There were about 300 businesses along the U Street corridor in its heyday, including theatres and music halls, Ms Haynesworth said.

“Many of the elders that I interviewed said they were so insulated and able to do what they needed to do within the U Street corridor that they really didn't have to deal with the effects of segregation and Jim Crow and [Washington,] DC,” she said, referring to southern segregation laws that kept the lives of black and white Americans separate.

“Especially when it was a thriving gateway known as Black Broadway.”

The area entered a sudden downturn after King’s assassination on April 4, 1968, when riots erupted across the US, as black Americans, angry and disillusioned by the death of the civil rights movement's figurehead, engaged in protests that in some places turned violent.

Parts of Washington, including U Street, were heavily damaged and 13 people died.

Video: Americans mark Martin Luther King Jr holiday

Video: Americans mark Martin Luther King Jr holiday

Rather than rebuild, many of the businesses on Black Broadway chose not to reopen or moved to different areas because they were no longer constrained by segregation laws. And U Street fell into disrepair.

“The city really didn't do anything for 20 years,” said Virginia Ali, owner of famous local restaurant Ben’s Chili Bowl.

When surveyors came to plan for the metro expansion in the late 1980s, they found only three businesses remained: Ms Ali's restaurant, Industrial Bank and Lee’s Flower and Card Shop.

The new metro stop opened in 1991 after years of construction halted traffic and disrupted business for Ben’s Chili Bowl.

“I had a big banner put across [the] front that said, 'We survived Metro',” Ms Ali said. “And then the neighbourhood began to grow again.”

Today, some of the historic theatres have reopened and businesses have returned. Ben’s Chili Bowl is a landmark destination, with locals, tourists and even former president Barack Obama flocking to its booths.

But some of the new developments could price out existing businesses and residents, changing the demographics of U Street again.

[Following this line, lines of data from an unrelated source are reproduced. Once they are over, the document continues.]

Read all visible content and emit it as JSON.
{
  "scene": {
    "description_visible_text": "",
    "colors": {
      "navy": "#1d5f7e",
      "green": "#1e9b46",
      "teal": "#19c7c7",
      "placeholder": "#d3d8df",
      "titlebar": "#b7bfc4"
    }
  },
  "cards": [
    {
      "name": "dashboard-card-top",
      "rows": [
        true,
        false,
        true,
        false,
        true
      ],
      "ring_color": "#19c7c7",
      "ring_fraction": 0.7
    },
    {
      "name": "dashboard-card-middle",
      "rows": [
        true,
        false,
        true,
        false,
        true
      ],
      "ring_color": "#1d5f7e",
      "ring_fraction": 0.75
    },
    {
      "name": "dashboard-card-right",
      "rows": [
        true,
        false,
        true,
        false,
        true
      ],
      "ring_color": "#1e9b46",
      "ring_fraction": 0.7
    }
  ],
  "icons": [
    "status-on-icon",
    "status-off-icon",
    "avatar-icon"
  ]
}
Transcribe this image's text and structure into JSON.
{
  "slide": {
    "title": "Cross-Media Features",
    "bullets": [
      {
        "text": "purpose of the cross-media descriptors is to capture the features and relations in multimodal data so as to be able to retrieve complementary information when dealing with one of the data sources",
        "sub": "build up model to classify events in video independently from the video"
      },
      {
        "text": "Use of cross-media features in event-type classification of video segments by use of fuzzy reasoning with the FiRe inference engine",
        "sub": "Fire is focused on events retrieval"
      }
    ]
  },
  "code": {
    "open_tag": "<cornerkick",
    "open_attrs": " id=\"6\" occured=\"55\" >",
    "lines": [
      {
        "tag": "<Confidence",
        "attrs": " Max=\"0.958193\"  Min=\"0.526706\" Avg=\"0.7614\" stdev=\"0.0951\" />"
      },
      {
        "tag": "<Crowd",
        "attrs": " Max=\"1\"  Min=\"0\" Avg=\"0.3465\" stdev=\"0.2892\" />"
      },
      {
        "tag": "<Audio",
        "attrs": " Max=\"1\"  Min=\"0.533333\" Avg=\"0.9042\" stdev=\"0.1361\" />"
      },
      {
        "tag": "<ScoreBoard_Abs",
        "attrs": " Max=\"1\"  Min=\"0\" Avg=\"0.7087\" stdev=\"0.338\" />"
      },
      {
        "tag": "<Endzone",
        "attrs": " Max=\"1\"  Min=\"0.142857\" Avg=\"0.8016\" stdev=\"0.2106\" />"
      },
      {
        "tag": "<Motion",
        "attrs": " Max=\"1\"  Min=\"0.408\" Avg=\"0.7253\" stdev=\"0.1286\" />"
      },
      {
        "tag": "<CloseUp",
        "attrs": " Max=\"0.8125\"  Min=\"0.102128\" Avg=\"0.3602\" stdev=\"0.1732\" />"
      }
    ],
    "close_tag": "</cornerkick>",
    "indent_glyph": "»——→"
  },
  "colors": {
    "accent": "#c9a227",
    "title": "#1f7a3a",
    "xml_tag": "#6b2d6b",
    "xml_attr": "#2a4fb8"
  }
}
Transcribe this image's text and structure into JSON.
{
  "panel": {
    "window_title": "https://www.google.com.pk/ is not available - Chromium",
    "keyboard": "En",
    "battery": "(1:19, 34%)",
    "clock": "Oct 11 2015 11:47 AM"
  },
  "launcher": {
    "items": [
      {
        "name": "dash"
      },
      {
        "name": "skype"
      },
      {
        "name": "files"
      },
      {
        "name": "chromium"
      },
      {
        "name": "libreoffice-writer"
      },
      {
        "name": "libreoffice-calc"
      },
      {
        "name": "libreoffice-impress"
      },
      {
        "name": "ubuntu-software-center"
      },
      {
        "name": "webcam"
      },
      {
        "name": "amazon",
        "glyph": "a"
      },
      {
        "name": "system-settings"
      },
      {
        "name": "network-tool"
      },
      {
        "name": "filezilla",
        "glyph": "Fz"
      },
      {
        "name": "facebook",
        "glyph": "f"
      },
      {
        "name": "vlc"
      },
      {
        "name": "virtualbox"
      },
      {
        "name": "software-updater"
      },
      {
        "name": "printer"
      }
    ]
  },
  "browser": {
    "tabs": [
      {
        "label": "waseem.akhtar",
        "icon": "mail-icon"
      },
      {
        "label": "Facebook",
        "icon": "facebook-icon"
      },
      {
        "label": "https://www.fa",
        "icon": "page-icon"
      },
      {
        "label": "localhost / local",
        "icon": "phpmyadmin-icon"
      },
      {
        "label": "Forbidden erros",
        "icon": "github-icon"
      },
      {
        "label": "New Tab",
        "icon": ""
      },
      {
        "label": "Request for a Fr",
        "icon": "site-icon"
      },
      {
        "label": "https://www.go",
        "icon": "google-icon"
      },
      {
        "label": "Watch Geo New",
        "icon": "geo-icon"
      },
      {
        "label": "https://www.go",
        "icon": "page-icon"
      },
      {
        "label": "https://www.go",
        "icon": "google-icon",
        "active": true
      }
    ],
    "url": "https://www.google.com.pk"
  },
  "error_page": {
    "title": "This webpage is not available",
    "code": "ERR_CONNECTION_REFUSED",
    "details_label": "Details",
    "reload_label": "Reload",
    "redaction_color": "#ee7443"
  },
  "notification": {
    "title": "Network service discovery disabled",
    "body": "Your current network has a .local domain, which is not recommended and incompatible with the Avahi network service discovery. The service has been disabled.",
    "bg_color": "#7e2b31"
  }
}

“Lee’s Flower Shop – the grandparents were friends of mine,” Ms Ali said. “The Industrial Bank, the grandparents were friends of mine. Their kids, the people running it now, are the same age as mine.

"I miss it.”

Updated: March 18, 2022, 7:03 PM